|US5387279 *||Apr 12, 1993||Feb 7, 1995||Varn Products Company, Inc.||Lithographic dampening solution|
|US5523194 *||Jun 1, 1995||Jun 4, 1996||E. I. Du Pont De Nemours And Company||Fount solutions for planographic printing processes|
|US5911175 *||Feb 19, 1997||Jun 15, 1999||Man Roland Druckmaschinen Ag||Method and device for cleaning a printing machine cylinder surface|
|EP0358113A2 *||Aug 31, 1989||Mar 14, 1990||Hoechst Aktiengesellschaft||Fountain solution for offset printing|
|WO1993019939A2 *||Mar 25, 1993||Oct 14, 1993||Aqua Dynamics Group Corp.||Printing method and apparatus|
|WO1993019939A3 *||Mar 25, 1993||Nov 11, 1993||Aqua Dynamics Group Corp||Printing method and apparatus|
|WO1995027618A1 *||Apr 7, 1995||Oct 19, 1995||Peter Bitto||Treating fountain solution with a magnetic field|
|U.S. Classification||106/2, 101/451|
|Apr 6, 1984||AS||Assignment|
Owner name: INMONT CORPORATION CLIFTON, NJ A CORP. OF DE
Free format text: ASSIGNMENT OF ASSIGNORS INTEREST.;ASSIGNOR:THIEBAUT, BERNARD A.;REEL/FRAME:004248/0166
Effective date: 19821126
|May 23, 1989||REMI||Maintenance fee reminder mailed|
|Jun 9, 1989||FPAY||Fee payment|
Year of fee payment: 4
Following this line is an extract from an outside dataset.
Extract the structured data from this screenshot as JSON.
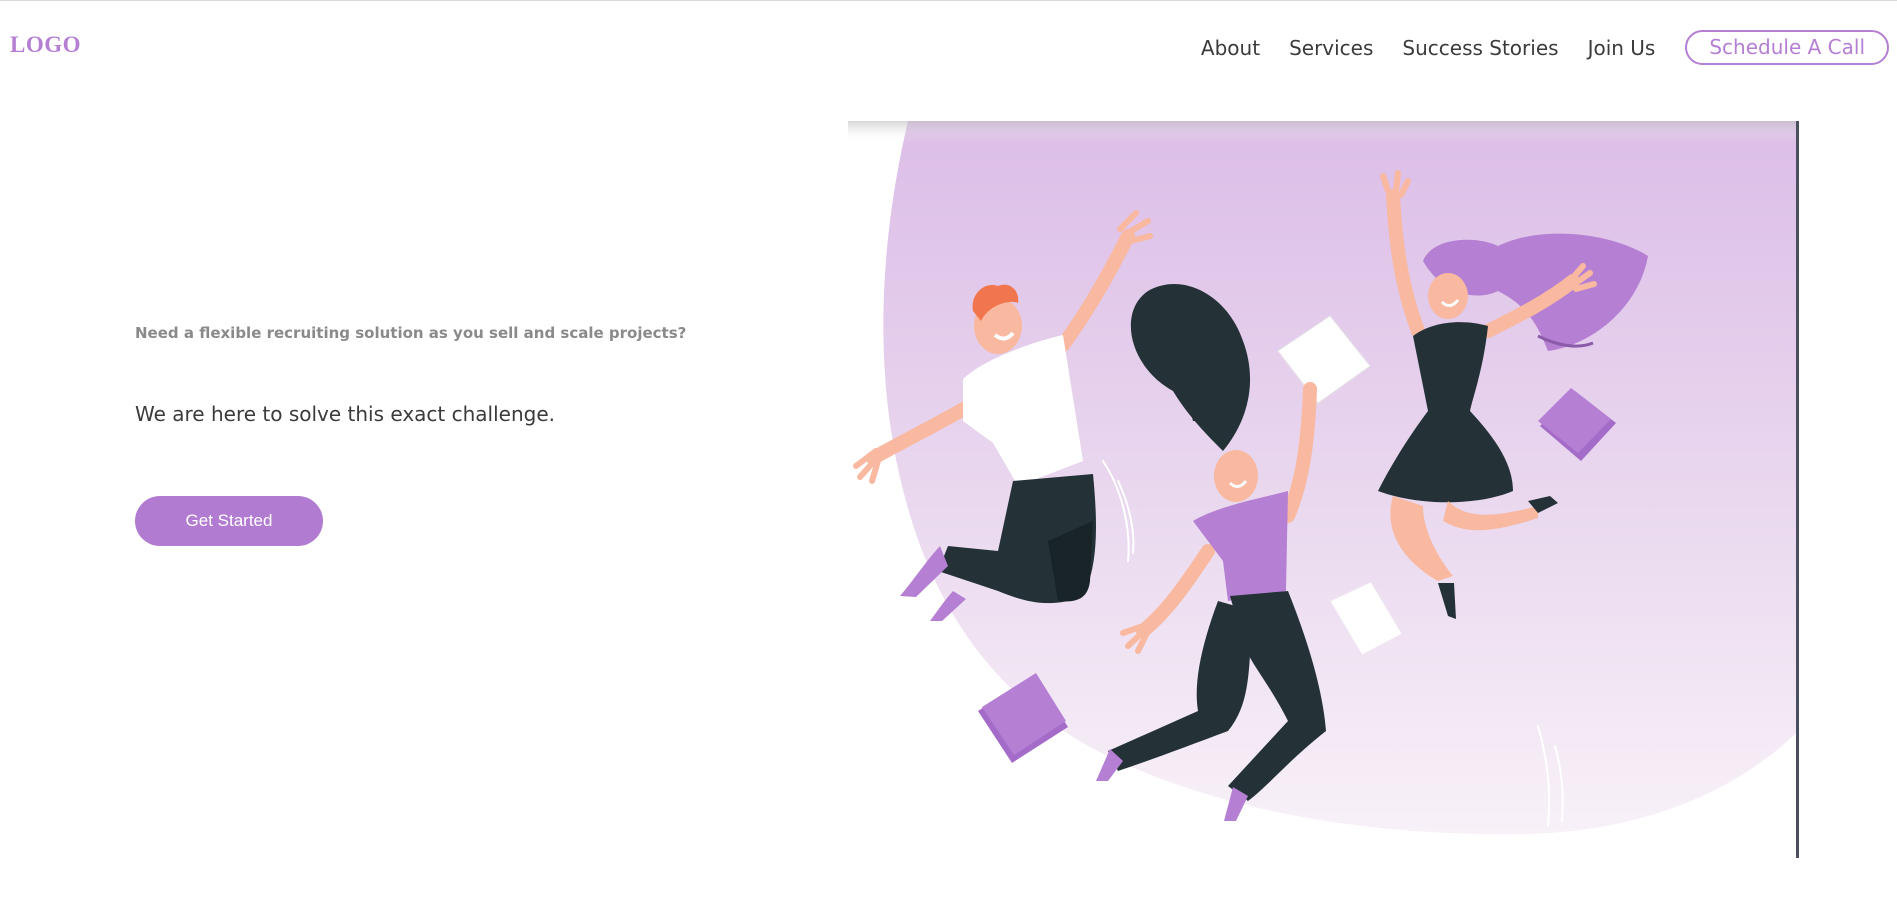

|Jun 9, 1989||SULP||Surcharge for late payment|
|May 25, 1993||REMI||Maintenance fee reminder mailed|
|Jun 30, 1993||SULP||Surcharge for late payment|
|Jun 30, 1993||FPAY||Fee payment|
Year of fee payment: 8
|Jun 7, 1996||AS||Assignment|
Owner name: FLINT INK CORPORATION, MICHIGAN
Free format text: ASSIGNMENT OF ASSIGNORS INTEREST;ASSIGNOR:BASF CORPORATION;REEL/FRAME:007986/0794
Effective date: 19960430
|Apr 21, 1997||FPAY||Fee payment|
Year of fee payment: 12